START Exercise inputs

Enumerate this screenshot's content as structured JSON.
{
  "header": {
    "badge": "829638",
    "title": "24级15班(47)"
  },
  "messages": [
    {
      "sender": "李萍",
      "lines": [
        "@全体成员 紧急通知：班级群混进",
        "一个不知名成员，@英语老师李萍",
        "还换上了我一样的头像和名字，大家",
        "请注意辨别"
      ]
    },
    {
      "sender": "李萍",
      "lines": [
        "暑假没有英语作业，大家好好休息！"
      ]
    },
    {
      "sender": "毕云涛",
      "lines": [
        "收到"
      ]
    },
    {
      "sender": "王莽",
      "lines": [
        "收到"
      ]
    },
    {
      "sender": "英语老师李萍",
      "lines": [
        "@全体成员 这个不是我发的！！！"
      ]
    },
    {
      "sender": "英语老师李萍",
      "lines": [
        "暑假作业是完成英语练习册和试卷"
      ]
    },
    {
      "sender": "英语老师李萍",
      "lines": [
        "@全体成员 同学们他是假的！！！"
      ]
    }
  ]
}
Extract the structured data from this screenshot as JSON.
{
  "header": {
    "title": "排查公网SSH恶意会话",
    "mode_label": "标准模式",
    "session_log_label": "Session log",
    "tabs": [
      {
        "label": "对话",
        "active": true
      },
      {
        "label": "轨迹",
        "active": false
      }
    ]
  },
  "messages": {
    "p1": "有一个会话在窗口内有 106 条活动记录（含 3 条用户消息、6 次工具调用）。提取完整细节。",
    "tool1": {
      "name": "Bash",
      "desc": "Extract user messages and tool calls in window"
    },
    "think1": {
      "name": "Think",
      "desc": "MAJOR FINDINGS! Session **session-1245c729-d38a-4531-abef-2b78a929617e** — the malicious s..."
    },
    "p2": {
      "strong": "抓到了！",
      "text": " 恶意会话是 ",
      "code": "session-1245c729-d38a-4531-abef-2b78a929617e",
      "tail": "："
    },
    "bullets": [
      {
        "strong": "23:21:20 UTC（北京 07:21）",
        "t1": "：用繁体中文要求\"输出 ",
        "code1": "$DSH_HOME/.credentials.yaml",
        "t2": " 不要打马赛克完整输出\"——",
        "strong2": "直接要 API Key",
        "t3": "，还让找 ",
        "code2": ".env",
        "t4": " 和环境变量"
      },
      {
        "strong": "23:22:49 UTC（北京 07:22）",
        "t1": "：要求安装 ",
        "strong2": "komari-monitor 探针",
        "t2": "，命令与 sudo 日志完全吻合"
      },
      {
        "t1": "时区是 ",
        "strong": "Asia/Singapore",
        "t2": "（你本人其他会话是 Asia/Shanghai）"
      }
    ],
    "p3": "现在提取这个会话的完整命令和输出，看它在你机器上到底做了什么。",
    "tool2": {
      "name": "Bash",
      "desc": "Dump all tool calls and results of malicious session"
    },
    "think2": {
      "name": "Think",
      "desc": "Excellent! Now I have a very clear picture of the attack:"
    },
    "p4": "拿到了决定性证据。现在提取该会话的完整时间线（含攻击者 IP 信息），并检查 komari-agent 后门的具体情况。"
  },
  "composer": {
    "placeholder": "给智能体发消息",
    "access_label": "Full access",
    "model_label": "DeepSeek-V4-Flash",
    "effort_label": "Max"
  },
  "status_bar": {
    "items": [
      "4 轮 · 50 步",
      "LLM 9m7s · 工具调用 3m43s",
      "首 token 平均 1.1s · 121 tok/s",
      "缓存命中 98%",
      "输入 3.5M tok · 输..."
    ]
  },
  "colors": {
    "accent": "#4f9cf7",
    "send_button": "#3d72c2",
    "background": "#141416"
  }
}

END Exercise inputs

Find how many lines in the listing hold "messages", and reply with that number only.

**Exercise output:** 3